It’s hard to imagine why Dr. Lave would say: “I don’t understand the subsidy argument.”
The argument is simple. In 1862, the dominant fuel (camphene) is taxed at over $2.00 a gallon, while the emerging new fuel (kerosene from Pennsylvania) is taxed at 10 cents a gallon. Not a subsidy? Perhaps tax advantage is a more precise term than subsidy. Even so, the point is that the policy, more than the market, is what changed the way Americans used energy in the 1860s.

I agree, this is not an earth-shaking question, but it is at least a notch up from “tempest in a teapot.” Drawing the wrong lesson from inaccurate history can have impacts.

By the way, I’m working on book called “The Summer Spirit: A history of renewable energy,” to be published in 2010. The Whale Oil Myth is the first chapter. A visual outline of the book is [here”].

Thanks
Bill Kovarik, Ph.D.

P.S. — I can’t resist a quick note on a peripheral point: Dr. Lave says: “Burning alcohol for light is not wonderful – they have to turn out the lights for you to see the flame.” That’s true for pure alcohol, but camphene was a blend of turpentine, alcohol and camphor oil.
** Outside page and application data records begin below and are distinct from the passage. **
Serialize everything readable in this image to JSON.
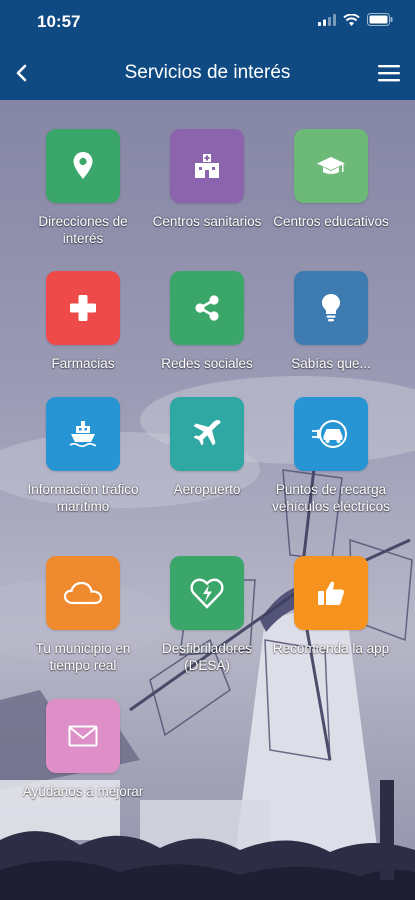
{
  "status_bar": {
    "time": "10:57"
  },
  "header": {
    "title": "Servicios de interés"
  },
  "icons": {
    "back": "chevron-left-icon",
    "menu": "hamburger-menu-icon",
    "signal": "cellular-signal-icon",
    "wifi": "wifi-icon",
    "battery": "battery-icon"
  },
  "colors": {
    "header_bg": "#0f4a83",
    "green": "#3aa66a",
    "purple": "#8c63ad",
    "light_green": "#6cb978",
    "red": "#ee4a4a",
    "blue": "#3d7bb0",
    "teal": "#2fa7a2",
    "cyan_blue": "#2795d4",
    "orange": "#f08a2f",
    "amber": "#f6931e",
    "pink": "#df8fc7"
  },
  "services": [
    {
      "label": "Direcciones de interés",
      "icon": "location-pin-icon"
    },
    {
      "label": "Centros sanitarios",
      "icon": "hospital-icon"
    },
    {
      "label": "Centros educativos",
      "icon": "graduation-cap-icon"
    },
    {
      "label": "Farmacias",
      "icon": "pharmacy-cross-icon"
    },
    {
      "label": "Redes sociales",
      "icon": "share-icon"
    },
    {
      "label": "Sabías que...",
      "icon": "lightbulb-icon"
    },
    {
      "label": "Información tráfico marítimo",
      "icon": "ship-icon"
    },
    {
      "label": "Aeropuerto",
      "icon": "airplane-icon"
    },
    {
      "label": "Puntos de recarga vehículos eléctricos",
      "icon": "ev-charging-icon"
    },
    {
      "label": "Tu municipio en tiempo real",
      "icon": "cloud-icon"
    },
    {
      "label": "Desfibriladores (DESA)",
      "icon": "defibrillator-heart-icon"
    },
    {
      "label": "Recomienda la app",
      "icon": "thumbs-up-icon"
    },
    {
      "label": "Ayúdanos a mejorar",
      "icon": "envelope-icon"
    }
  ]
}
It tested brighter than kerosene, according to Congressional testimony from the Edison Testing laboratory in 1906. Sometimes, the past is a surprising country.

Utterly fascinating. But my god, how long it takes. So, two final questions. No. 1: what’s the bottom line? No. 2: why in the world have I subjected innocent visitors to the Business Desk to such minutiae?

Well, first, the professors – who line up on exactly the same side of the energy divide, mind you – don’t even disagree about government intervention.

True, free market boosters like Walter Wriston, former CEO of Citicorp and Reagan advisor, liked to trot out the whale oil story to suggest intervention is superfluous. But environmentalists like Amory Lovins also use the story — to argue that we can break away from fossil fuels because “Big fast changes have happened before.” And that’s what Lave was saying: we ought to change our energy policy, and we can. While Kovarik is saying, history is more complicated than we realize and don’t jump to hasty conclusions.

But why I am going on and on to deliver such anticlimactic punchlines? Call it a plea for pity. Or, more accurately, for understanding the complexity — and limits — of the journalist’s job.

After all this back and forth, it remains unclear to me how big a role the government did or didn’t play in the development of the petroleum industry. I am never going to know enough about the inadvertent camphene tax (Camphene? You ever hear of camphene?) — never going to know enough to argue with either of these professors.
Think how long that would take.

Or put it another way. You, the public (or the one member of the public still reading at this point), pay about half my salary. (Foundations and corporations pay the rest.) Is this what YOU want me to be doing?

Professor Kovarik shows something less than esteem in writing that “televised history almost has to be shallow,” but of course he didn’t expect the line to appear on a TV correspondent’s web page. But “shallow” compared to what? A college course? A book? Enough books on both sides of an issue to become an expert and come to a definitive conclusion of one’s own?

We journalists have a great job. Or at least I do. At the NewsHour, we get an eternity, by network news standards, to prepare our stories and to tell them. And yet, we always leave out vastly more than we put in. We always try to say things in shorthand, try to simplify. And we can never check EVERYTHING out. So we’re always subject to the charge that we oversimplify. Maybe now you can see why.